**WHAT IS REQUIRED:** Produce a character-for-character copy of the data below.

Data entries
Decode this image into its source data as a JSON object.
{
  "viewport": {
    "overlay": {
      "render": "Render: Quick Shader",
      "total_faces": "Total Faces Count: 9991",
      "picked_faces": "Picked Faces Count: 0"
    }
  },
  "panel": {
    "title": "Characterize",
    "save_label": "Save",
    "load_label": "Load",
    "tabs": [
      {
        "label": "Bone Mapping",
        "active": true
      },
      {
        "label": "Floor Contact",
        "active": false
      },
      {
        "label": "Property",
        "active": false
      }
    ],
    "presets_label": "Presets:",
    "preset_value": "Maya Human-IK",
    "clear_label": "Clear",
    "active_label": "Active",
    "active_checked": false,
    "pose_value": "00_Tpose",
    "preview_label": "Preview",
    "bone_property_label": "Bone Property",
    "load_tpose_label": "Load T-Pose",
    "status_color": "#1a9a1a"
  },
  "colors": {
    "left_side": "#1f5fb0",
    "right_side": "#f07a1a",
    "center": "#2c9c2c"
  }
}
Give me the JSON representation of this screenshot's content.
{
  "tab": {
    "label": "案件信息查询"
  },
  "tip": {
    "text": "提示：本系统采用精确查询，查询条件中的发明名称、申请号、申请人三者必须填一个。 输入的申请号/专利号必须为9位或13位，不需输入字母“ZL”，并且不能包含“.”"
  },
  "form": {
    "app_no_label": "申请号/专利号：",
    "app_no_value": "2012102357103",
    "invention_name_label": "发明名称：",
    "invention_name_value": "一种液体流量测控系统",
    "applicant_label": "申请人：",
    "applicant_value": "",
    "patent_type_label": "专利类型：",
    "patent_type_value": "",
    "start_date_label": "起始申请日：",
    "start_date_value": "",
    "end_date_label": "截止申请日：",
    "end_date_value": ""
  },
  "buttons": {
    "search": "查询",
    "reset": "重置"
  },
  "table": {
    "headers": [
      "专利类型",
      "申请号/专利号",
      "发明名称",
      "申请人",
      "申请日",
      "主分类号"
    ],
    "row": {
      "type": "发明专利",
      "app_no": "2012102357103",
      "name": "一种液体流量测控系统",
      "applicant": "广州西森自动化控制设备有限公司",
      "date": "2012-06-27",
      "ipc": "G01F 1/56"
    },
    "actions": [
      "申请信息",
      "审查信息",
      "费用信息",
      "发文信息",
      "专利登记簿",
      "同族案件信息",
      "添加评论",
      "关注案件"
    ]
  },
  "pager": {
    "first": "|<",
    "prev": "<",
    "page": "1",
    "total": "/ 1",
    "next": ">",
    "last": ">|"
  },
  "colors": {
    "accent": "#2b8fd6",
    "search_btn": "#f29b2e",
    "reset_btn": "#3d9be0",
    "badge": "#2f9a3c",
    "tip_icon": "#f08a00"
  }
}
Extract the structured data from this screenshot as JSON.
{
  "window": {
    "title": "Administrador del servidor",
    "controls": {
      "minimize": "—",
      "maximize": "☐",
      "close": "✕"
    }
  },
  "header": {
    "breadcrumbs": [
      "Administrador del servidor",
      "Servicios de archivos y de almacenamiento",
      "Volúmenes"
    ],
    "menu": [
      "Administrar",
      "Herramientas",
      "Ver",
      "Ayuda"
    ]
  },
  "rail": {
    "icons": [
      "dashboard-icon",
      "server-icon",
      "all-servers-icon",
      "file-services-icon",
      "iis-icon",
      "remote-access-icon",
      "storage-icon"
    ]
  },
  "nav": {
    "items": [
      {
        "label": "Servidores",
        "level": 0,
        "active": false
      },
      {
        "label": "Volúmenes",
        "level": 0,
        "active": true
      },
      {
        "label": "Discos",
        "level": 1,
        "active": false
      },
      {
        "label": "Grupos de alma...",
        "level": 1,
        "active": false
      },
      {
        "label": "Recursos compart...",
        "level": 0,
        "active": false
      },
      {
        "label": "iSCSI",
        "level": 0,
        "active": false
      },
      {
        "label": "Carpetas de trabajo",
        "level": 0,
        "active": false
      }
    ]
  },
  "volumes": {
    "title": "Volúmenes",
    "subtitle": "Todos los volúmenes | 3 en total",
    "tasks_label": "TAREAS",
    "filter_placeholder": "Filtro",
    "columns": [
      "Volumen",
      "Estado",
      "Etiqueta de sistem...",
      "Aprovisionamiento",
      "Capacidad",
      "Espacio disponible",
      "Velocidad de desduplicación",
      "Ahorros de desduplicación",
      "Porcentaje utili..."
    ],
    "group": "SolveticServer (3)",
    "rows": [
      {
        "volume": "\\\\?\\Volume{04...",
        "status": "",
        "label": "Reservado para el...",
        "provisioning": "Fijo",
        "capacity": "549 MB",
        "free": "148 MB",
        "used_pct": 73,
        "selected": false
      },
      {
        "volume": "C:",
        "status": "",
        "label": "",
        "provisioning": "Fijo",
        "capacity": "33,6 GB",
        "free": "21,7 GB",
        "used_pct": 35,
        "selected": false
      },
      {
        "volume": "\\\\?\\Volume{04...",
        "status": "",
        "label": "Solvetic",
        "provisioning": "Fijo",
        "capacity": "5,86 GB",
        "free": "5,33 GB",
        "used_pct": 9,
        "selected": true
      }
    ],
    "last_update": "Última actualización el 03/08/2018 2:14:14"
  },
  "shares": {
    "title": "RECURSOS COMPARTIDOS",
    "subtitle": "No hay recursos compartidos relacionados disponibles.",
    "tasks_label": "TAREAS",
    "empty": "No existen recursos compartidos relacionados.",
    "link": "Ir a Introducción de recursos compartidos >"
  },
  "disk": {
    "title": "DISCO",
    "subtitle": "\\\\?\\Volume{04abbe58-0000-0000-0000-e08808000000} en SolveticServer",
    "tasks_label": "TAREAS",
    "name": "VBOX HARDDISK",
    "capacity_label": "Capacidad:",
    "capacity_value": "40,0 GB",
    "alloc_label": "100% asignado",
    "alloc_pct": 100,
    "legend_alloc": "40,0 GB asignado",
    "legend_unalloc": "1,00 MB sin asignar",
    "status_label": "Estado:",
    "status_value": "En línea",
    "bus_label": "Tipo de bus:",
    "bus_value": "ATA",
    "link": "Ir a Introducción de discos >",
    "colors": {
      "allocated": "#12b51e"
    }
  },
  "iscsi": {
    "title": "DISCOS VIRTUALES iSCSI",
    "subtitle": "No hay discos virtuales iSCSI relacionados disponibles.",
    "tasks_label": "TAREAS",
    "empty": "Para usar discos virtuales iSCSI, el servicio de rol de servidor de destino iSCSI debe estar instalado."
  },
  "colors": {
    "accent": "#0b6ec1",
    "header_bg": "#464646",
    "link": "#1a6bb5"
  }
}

**PROBLEM SOLUTION:**
Decode this image into its source data as a JSON object.
{
  "viewport": {
    "overlay": {
      "render": "Render: Quick Shader",
      "total_faces": "Total Faces Count: 9991",
      "picked_faces": "Picked Faces Count: 0"
    }
  },
  "panel": {
    "title": "Characterize",
    "save_label": "Save",
    "load_label": "Load",
    "tabs": [
      {
        "label": "Bone Mapping",
        "active": true
      },
      {
        "label": "Floor Contact",
        "active": false
      },
      {
        "label": "Property",
        "active": false
      }
    ],
    "presets_label": "Presets:",
    "preset_value": "Maya Human-IK",
    "clear_label": "Clear",
    "active_label": "Active",
    "active_checked": false,
    "pose_value": "00_Tpose",
    "preview_label": "Preview",
    "bone_property_label": "Bone Property",
    "load_tpose_label": "Load T-Pose",
    "status_color": "#1a9a1a"
  },
  "colors": {
    "left_side": "#1f5fb0",
    "right_side": "#f07a1a",
    "center": "#2c9c2c"
  }
}
Give me the JSON representation of this screenshot's content.
{
  "tab": {
    "label": "案件信息查询"
  },
  "tip": {
    "text": "提示：本系统采用精确查询，查询条件中的发明名称、申请号、申请人三者必须填一个。 输入的申请号/专利号必须为9位或13位，不需输入字母“ZL”，并且不能包含“.”"
  },
  "form": {
    "app_no_label": "申请号/专利号：",
    "app_no_value": "2012102357103",
    "invention_name_label": "发明名称：",
    "invention_name_value": "一种液体流量测控系统",
    "applicant_label": "申请人：",
    "applicant_value": "",
    "patent_type_label": "专利类型：",
    "patent_type_value": "",
    "start_date_label": "起始申请日：",
    "start_date_value": "",
    "end_date_label": "截止申请日：",
    "end_date_value": ""
  },
  "buttons": {
    "search": "查询",
    "reset": "重置"
  },
  "table": {
    "headers": [
      "专利类型",
      "申请号/专利号",
      "发明名称",
      "申请人",
      "申请日",
      "主分类号"
    ],
    "row": {
      "type": "发明专利",
      "app_no": "2012102357103",
      "name": "一种液体流量测控系统",
      "applicant": "广州西森自动化控制设备有限公司",
      "date": "2012-06-27",
      "ipc": "G01F 1/56"
    },
    "actions": [
      "申请信息",
      "审查信息",
      "费用信息",
      "发文信息",
      "专利登记簿",
      "同族案件信息",
      "添加评论",
      "关注案件"
    ]
  },
  "pager": {
    "first": "|<",
    "prev": "<",
    "page": "1",
    "total": "/ 1",
    "next": ">",
    "last": ">|"
  },
  "colors": {
    "accent": "#2b8fd6",
    "search_btn": "#f29b2e",
    "reset_btn": "#3d9be0",
    "badge": "#2f9a3c",
    "tip_icon": "#f08a00"
  }
}
Extract the structured data from this screenshot as JSON.
{
  "window": {
    "title": "Administrador del servidor",
    "controls": {
      "minimize": "—",
      "maximize": "☐",
      "close": "✕"
    }
  },
  "header": {
    "breadcrumbs": [
      "Administrador del servidor",
      "Servicios de archivos y de almacenamiento",
      "Volúmenes"
    ],
    "menu": [
      "Administrar",
      "Herramientas",
      "Ver",
      "Ayuda"
    ]
  },
  "rail": {
    "icons": [
      "dashboard-icon",
      "server-icon",
      "all-servers-icon",
      "file-services-icon",
      "iis-icon",
      "remote-access-icon",
      "storage-icon"
    ]
  },
  "nav": {
    "items": [
      {
        "label": "Servidores",
        "level": 0,
        "active": false
      },
      {
        "label": "Volúmenes",
        "level": 0,
        "active": true
      },
      {
        "label": "Discos",
        "level": 1,
        "active": false
      },
      {
        "label": "Grupos de alma...",
        "level": 1,
        "active": false
      },
      {
        "label": "Recursos compart...",
        "level": 0,
        "active": false
      },
      {
        "label": "iSCSI",
        "level": 0,
        "active": false
      },
      {
        "label": "Carpetas de trabajo",
        "level": 0,
        "active": false
      }
    ]
  },
  "volumes": {
    "title": "Volúmenes",
    "subtitle": "Todos los volúmenes | 3 en total",
    "tasks_label": "TAREAS",
    "filter_placeholder": "Filtro",
    "columns": [
      "Volumen",
      "Estado",
      "Etiqueta de sistem...",
      "Aprovisionamiento",
      "Capacidad",
      "Espacio disponible",
      "Velocidad de desduplicación",
      "Ahorros de desduplicación",
      "Porcentaje utili..."
    ],
    "group": "SolveticServer (3)",
    "rows": [
      {
        "volume": "\\\\?\\Volume{04...",
        "status": "",
        "label": "Reservado para el...",
        "provisioning": "Fijo",
        "capacity": "549 MB",
        "free": "148 MB",
        "used_pct": 73,
        "selected": false
      },
      {
        "volume": "C:",
        "status": "",
        "label": "",
        "provisioning": "Fijo",
        "capacity": "33,6 GB",
        "free": "21,7 GB",
        "used_pct": 35,
        "selected": false
      },
      {
        "volume": "\\\\?\\Volume{04...",
        "status": "",
        "label": "Solvetic",
        "provisioning": "Fijo",
        "capacity": "5,86 GB",
        "free": "5,33 GB",
        "used_pct": 9,
        "selected": true
      }
    ],
    "last_update": "Última actualización el 03/08/2018 2:14:14"
  },
  "shares": {
    "title": "RECURSOS COMPARTIDOS",
    "subtitle": "No hay recursos compartidos relacionados disponibles.",
    "tasks_label": "TAREAS",
    "empty": "No existen recursos compartidos relacionados.",
    "link": "Ir a Introducción de recursos compartidos >"
  },
  "disk": {
    "title": "DISCO",
    "subtitle": "\\\\?\\Volume{04abbe58-0000-0000-0000-e08808000000} en SolveticServer",
    "tasks_label": "TAREAS",
    "name": "VBOX HARDDISK",
    "capacity_label": "Capacidad:",
    "capacity_value": "40,0 GB",
    "alloc_label": "100% asignado",
    "alloc_pct": 100,
    "legend_alloc": "40,0 GB asignado",
    "legend_unalloc": "1,00 MB sin asignar",
    "status_label": "Estado:",
    "status_value": "En línea",
    "bus_label": "Tipo de bus:",
    "bus_value": "ATA",
    "link": "Ir a Introducción de discos >",
    "colors": {
      "allocated": "#12b51e"
    }
  },
  "iscsi": {
    "title": "DISCOS VIRTUALES iSCSI",
    "subtitle": "No hay discos virtuales iSCSI relacionados disponibles.",
    "tasks_label": "TAREAS",
    "empty": "Para usar discos virtuales iSCSI, el servicio de rol de servidor de destino iSCSI debe estar instalado."
  },
  "colors": {
    "accent": "#0b6ec1",
    "header_bg": "#464646",
    "link": "#1a6bb5"
  }
}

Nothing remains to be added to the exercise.